Employment is critical to successful re-entry, but there are significant obstacles to employment and business opportunities. Formerly incarcerated people are also prevented from voting in many states. Nationwide, 4.4 million Americans who have served their prison sentences nonetheless are denied the right to vote, and 13 percent of African American men are disenfranchised, which is seven times the national average.

Ten years ago, EJI started a re-entry program that provides support and services for clients when they are released from prison.  We provide clients assistance with basic things like getting drivers’ licenses or other forms of identification, finding places to live, and applying for jobs.  Some clients receive additional support like working out transportation that allows them to maintain employment, dealing with changes in technology during their incarceration, and managing finances. We also provide therapy and counseling for clients to help them cope with the trauma of incarceration and to assist in the transition from prison.

Our re-entry program has been a particularly important program for our juvenile clients.  People who entered adult prisons as juveniles and have been incarcerated for years face unique challenges when they are released. Their experience with the outside world is limited to that of a teenager – some never learned to drive a car, had their own bank account, or held a job. To succeed on parole or after release, they need education about life skills and how to cope with the daily decisions adults face in the outside world, and support in dealing with the mental and emotional challenges of re-entry.

 EJI’s Post-Release Education & Preparation (PREP) re-entry program is a long-term supervised release program concentrating on the unique needs of people who entered prison before they were 16 years old. Through PREP, we provide employment, daily supervision, counseling from licensed mental health professionals, and educational programming for clients who entered state prison as children.
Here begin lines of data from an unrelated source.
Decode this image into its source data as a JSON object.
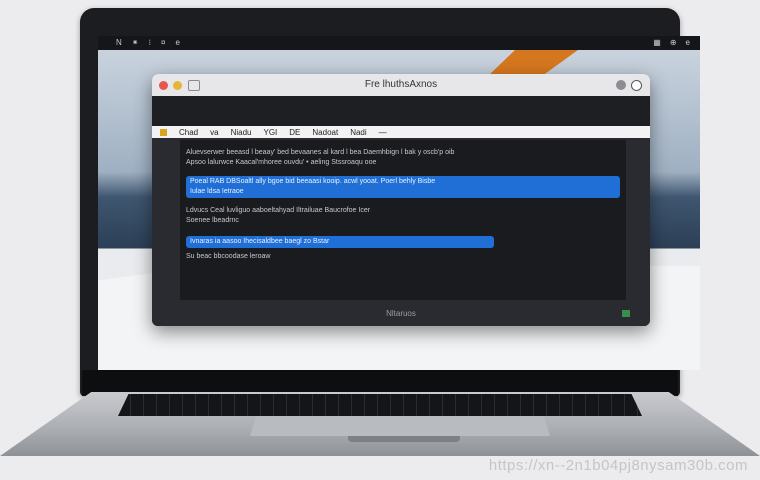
{
  "menubar": {
    "left_items": [
      "",
      "N",
      "⁕",
      "⁝",
      "¤",
      "e"
    ],
    "right_items": [
      "▦",
      "⊕",
      "e"
    ]
  },
  "window": {
    "title": "Fre lhuthsAxnos",
    "toolbar": [
      "Chad",
      "va",
      "Niadu",
      "YGI",
      "DE",
      "Nadoat",
      "Nadi",
      "—"
    ],
    "content": {
      "line1": "Aluevserwer beeasd l beaay' bed bevaanes al kard l bea Daemhbign l bak y oscb'p oib",
      "line2": "Apsoo lalurwce Kaacal'mhoree ouvdu' • aeling Stssroaqu ooe",
      "highlight1_a": "Poeal RAB DBSoaltl ally bgoe bid beeaasi kooip. acwl yooat. Poerl behly Bisbe",
      "highlight1_b": "Iulae ldsa Ietraoe",
      "line3": "Ldvucs Ceal luvliguo aaboeltahyad Iltrailuae Baucrofoe Icer",
      "line4": "Soenee lbeadrnc",
      "highlight2": "Ivnaras ia aasoo Ihecisaldbee baegl zo Bstar",
      "line5": "Su beac bbcoodase leroaw"
    },
    "footer": "Nltaruos"
  },
  "watermark": "https://xn--2n1b04pj8nysam30b.com",
  "colors": {
    "highlight": "#1f6fd6",
    "window_bg": "#2a2b30",
    "orange_accent": "#d5771f"
  }
}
This past spring, EJI honored many of our clients at our annual benefit in New York City (pictured above), many of whom have participated in our re-entry programs.  In May of this year, one of our clients graduated from college.  After EJI won his release in 2013, David Garlock graduated from our re-entry program, and he has now obtained his Bachelor’s degree in Urban Studies focusing on Criminal Justice and Social Welfare from Eastern University. David is pictured below on his graduation day.
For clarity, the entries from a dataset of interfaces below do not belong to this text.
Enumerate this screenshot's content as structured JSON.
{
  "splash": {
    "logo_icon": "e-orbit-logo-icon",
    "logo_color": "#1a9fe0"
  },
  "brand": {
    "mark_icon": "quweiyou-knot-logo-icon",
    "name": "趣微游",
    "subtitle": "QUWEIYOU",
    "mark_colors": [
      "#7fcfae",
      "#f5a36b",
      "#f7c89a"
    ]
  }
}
Kuntrell Jackson was only 14 years old when he was arrested and charged in the unintentional killing of a video store clerk. He was not the triggerman but he was sentenced to die in prison. EJI took his case to the Supreme Court, where we argued that sentencing a child to life imprisonment without parole is cruel and unusual punishment. In 2012, the Court issued an historic ruling holding that mandatory life-without-parole sentences for children are unconstitutional. Kuntrell (pictured below) was released earlier this year and is currently in our PREP program.

Ian Manuel was sentenced to die in prison in Florida when he was 13 years old.  He was sent to one of the toughest adult prisons in the state, where because of his size and age, he was placed in solitary confinement.  He remained in this extremely isolated state for 18 years.  EJI recently won Ian’s release from prison, and he is now a participant in our PREP program as well.  Jacob Warner, another of our clients, who after release graduated from and worked at the acclaimed Delancey Street program in San Francisco, is now on staff at EJI.

Kuntrell Jackson